═════ Entries provided

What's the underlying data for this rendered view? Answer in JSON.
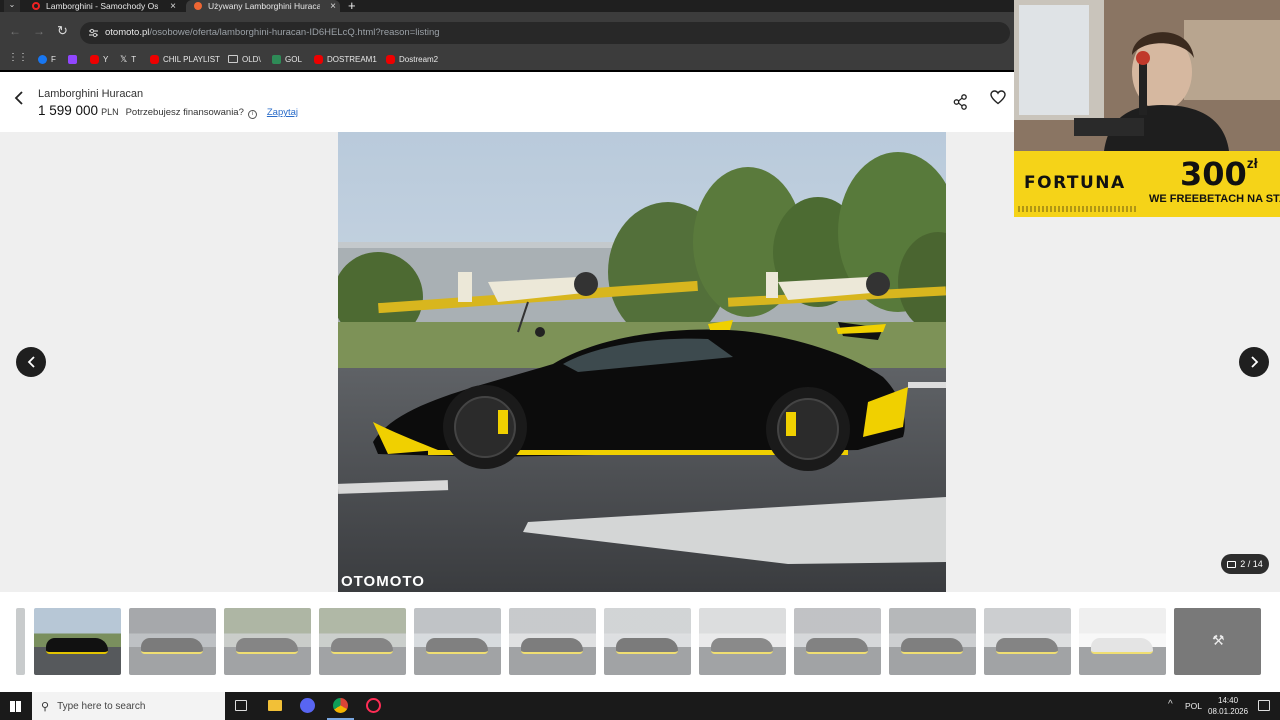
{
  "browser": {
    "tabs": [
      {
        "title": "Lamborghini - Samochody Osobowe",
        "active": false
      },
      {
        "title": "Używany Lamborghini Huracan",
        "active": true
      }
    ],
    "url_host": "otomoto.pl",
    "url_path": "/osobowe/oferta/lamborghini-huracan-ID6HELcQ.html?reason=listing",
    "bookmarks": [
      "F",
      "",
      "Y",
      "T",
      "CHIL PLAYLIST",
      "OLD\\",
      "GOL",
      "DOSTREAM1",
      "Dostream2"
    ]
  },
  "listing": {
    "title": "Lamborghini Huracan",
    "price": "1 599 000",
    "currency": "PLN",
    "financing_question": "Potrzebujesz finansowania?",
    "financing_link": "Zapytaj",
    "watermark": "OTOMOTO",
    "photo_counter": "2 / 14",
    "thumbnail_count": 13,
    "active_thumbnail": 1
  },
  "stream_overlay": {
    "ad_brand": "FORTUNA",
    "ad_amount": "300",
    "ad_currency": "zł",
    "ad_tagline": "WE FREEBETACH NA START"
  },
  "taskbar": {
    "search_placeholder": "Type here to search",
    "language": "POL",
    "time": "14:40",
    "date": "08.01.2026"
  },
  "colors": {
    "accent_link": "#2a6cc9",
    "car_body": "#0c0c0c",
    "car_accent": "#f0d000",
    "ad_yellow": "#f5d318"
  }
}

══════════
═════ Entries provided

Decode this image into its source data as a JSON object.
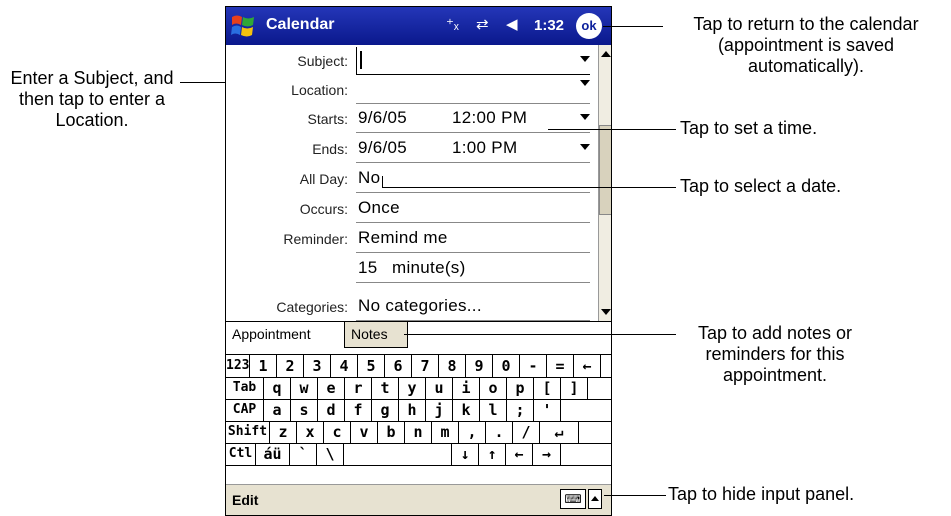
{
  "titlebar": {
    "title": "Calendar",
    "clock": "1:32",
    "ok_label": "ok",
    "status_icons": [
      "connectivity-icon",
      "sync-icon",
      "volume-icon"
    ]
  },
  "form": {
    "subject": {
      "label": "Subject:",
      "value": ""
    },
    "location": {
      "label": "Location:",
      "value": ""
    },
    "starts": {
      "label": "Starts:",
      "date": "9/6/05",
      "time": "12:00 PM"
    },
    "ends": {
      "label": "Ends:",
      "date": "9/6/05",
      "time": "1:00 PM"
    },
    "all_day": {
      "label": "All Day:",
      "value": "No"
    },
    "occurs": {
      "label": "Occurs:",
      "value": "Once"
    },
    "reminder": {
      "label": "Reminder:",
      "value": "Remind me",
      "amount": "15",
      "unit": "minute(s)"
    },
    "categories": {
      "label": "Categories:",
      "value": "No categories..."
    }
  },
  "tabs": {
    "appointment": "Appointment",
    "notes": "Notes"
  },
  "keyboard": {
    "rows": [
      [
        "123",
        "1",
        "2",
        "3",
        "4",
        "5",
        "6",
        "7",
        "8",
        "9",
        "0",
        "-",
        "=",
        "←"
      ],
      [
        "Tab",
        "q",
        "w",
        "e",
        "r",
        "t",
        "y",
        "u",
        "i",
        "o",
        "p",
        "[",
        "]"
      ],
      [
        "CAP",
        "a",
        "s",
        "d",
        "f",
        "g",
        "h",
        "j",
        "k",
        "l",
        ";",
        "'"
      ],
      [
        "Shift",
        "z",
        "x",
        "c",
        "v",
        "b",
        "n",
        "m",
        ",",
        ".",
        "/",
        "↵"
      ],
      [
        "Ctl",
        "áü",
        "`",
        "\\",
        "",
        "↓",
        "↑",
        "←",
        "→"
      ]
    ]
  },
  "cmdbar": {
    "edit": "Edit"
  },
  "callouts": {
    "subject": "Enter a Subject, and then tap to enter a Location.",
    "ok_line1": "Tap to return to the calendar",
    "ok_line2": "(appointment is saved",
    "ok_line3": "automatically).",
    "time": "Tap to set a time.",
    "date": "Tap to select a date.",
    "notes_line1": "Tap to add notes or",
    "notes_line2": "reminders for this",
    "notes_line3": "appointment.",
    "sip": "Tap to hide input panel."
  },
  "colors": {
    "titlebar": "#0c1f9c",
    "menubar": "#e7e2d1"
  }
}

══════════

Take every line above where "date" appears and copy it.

> [Exercise result]
    "date": "08.01.2026"
      "date": "9/6/05",
      "date": "9/6/05",
    "date": "Tap to select a date.",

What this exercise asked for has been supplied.